This is an article which provides great insight to this event, and appears to be well researched.

Saturday, September 1, 2012

Martin's Cove, Isaac Wardle

This is the transcript and link for docent talk about Isaac Wardle at Martin's Cove.

Visitor: Can you share about the guy that cut down the tree?
Docent: Well that was Isaac Wardle.  Isaac Wardle was a young man; in his early 20s.  And uh, he had pulled and pushed, him and another kid about the same age, had pulled and pushed other handcart people, and did everything, and by the time he got up in here in the cove he was just spent and he sat down; and one of the valley boys came over and he said "we need you to go and cut some firewood."  Ane he says "no, I'm not going to.  I'm going to just sit here and die."  And the vakkey guy says to him, "no you're not.  You're going to get up, and  you're going to go down and you're going to go out and you're going to cut down three trees and bring them back for firewood. Here's the ax, and you go do it now."  And he says, "no, I'm not going to."  And uh, the valley boy insisted the next time, almost physically insisted.  And he got him up; and he kept coming here and he cut down three trees somewhere.  We think we have identified the stump according to President Hinckley.  And there are stumps.  And he cut down those three trees.  And later in life in his journal he said it was that act that preserved his life.  Otherwise he would have; and he thanked, in his journal, that valley boy, that insisted he get up and make that happen.  And that saved his life.

The young man who pulled with Isaac was John Bailey, 15.  Together they had hauled Langley, John's  brother, most of the way across the plains.  This day is most likely the day they would have forded the Sweetwater to get into the cove.

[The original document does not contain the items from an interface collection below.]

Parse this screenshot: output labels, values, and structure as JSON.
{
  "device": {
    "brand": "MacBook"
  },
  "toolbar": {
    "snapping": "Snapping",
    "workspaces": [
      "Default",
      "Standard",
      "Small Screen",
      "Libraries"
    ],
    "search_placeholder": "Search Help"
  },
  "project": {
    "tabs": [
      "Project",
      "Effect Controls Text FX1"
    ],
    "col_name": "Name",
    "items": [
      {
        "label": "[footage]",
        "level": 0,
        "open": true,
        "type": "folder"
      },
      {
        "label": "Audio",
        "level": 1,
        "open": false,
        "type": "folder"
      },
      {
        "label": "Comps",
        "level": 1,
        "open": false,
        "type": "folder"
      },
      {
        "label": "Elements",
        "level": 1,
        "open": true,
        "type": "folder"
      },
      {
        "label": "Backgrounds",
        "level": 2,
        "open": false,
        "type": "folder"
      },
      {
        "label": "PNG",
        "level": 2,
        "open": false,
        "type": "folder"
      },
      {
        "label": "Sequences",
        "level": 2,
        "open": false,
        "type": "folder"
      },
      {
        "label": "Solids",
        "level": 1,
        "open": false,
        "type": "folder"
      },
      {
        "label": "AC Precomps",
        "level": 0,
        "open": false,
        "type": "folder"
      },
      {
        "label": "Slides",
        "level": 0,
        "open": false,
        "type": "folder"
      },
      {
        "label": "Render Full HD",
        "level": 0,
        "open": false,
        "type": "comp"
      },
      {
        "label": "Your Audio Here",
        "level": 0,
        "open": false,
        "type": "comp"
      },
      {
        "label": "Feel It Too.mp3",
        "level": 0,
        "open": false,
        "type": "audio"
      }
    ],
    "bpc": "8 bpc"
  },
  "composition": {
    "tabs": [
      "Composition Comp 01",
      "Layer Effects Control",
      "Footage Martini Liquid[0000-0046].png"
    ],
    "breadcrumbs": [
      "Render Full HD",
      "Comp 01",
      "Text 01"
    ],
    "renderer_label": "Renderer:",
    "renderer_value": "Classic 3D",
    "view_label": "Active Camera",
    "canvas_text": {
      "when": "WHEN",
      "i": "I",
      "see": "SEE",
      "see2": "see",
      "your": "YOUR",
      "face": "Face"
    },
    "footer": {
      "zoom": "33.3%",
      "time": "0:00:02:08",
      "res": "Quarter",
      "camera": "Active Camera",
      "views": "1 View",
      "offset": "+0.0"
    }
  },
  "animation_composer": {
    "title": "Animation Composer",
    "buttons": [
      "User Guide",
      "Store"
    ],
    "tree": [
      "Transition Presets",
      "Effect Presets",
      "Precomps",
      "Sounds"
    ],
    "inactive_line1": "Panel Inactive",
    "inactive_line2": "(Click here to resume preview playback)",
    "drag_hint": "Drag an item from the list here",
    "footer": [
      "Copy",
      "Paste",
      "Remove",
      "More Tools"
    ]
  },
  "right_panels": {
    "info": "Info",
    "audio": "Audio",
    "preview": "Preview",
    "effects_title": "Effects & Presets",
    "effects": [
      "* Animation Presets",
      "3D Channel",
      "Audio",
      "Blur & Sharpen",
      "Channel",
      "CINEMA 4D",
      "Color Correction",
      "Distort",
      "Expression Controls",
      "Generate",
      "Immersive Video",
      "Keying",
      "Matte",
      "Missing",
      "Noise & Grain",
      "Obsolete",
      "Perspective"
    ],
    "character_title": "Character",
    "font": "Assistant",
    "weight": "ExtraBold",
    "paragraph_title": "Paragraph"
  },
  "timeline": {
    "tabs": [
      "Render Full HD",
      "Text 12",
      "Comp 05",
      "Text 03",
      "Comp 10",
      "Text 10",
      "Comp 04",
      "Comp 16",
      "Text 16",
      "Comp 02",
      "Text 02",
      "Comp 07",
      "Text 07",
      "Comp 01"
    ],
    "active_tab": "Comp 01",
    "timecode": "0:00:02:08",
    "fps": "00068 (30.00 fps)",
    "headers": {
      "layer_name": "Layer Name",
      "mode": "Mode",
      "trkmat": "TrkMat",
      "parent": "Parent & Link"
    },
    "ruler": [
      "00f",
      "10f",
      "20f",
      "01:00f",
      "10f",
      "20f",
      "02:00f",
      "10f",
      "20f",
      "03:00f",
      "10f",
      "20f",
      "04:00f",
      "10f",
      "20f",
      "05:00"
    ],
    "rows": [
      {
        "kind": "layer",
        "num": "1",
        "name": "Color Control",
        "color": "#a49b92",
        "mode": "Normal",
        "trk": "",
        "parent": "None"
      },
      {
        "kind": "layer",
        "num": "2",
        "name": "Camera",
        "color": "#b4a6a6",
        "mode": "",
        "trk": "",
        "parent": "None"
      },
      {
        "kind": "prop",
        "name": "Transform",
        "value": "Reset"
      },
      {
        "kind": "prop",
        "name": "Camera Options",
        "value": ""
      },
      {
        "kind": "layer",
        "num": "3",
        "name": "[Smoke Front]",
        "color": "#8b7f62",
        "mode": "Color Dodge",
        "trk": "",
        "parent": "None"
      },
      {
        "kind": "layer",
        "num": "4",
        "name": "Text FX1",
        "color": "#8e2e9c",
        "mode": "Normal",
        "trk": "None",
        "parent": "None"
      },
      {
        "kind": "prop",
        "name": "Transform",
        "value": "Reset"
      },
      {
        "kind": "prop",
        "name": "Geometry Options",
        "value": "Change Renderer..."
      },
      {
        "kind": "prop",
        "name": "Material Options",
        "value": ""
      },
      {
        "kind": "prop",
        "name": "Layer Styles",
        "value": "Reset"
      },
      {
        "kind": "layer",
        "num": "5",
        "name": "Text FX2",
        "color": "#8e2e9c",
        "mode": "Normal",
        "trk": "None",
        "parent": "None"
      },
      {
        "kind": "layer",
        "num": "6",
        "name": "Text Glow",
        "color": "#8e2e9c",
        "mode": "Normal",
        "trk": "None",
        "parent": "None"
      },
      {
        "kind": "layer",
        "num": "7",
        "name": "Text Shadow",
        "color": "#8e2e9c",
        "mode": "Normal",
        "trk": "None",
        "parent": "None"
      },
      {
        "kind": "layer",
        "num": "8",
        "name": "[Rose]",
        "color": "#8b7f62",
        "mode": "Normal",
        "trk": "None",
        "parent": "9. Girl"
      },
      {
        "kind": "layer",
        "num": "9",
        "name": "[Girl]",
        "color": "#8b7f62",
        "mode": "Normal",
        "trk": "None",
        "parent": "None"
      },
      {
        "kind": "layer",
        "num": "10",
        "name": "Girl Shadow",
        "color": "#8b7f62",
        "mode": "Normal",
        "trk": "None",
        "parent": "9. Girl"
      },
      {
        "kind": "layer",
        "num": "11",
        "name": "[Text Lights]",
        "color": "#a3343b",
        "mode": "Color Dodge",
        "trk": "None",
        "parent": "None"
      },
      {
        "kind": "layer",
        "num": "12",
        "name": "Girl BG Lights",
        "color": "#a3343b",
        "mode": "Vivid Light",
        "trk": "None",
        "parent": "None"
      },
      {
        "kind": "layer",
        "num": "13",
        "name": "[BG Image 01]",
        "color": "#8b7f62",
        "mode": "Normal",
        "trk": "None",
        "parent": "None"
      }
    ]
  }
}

Young Isaac Wardle, was freezing and starving in Martin's Cove in November of 1856. He thought he was at his end. One of the rescuers asked him to go chop down a tree for firewood before he sat down. Isaac didn't want to and eventually had to be physically forced to go do it. Once done, he was sent back twice to chop down more trees. The process ended up invigorating him and saved his life. These are believed to be two of the three tree stumps that still remain.